*** Opening of STORED DATA ***

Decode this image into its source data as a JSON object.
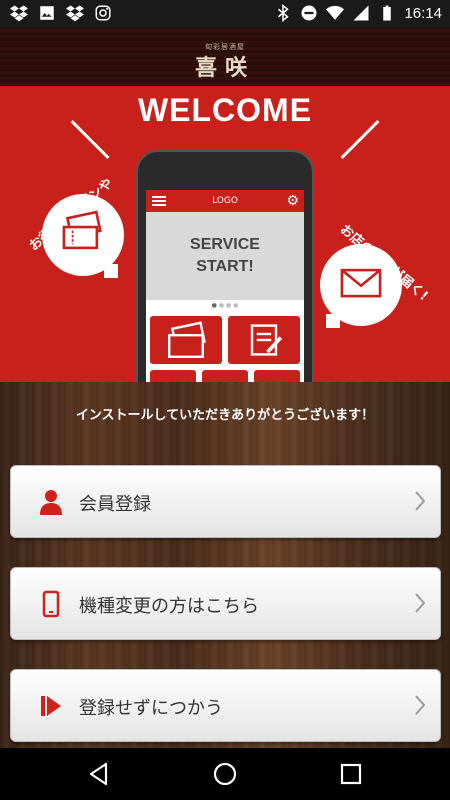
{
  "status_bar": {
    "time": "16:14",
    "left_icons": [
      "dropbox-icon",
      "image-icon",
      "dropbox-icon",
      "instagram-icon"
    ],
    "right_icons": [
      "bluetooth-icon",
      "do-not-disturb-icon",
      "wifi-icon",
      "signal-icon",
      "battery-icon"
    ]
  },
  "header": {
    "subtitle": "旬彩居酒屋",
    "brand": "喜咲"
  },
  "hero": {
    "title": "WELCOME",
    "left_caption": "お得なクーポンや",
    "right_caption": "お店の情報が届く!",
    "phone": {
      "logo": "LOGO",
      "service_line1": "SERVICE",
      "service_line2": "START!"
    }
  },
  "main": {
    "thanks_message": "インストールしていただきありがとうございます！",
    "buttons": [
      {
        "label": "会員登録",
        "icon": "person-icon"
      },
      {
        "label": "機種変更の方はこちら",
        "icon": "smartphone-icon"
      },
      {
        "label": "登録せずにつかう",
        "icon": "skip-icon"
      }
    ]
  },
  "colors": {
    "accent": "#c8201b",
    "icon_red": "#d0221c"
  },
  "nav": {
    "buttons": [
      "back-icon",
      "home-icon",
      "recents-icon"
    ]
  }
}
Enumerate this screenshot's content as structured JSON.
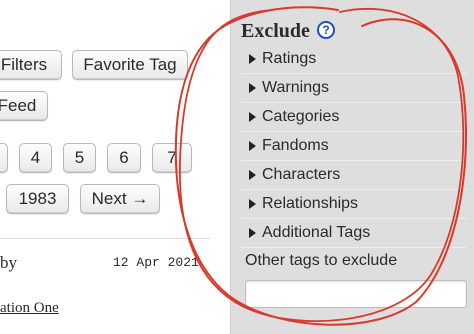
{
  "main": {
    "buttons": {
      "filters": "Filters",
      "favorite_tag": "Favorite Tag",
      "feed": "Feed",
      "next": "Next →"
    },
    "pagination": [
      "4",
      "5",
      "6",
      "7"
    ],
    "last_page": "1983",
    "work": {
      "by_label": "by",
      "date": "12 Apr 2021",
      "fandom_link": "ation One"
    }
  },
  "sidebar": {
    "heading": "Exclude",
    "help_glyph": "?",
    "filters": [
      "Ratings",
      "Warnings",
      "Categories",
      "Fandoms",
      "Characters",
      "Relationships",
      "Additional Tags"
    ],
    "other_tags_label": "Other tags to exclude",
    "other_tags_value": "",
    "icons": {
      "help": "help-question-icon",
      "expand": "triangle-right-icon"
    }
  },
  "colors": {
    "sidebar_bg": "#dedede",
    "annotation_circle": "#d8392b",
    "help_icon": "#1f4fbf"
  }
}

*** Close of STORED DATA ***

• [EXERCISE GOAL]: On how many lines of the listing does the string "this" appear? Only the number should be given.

• [ANSWER BELOW]: 2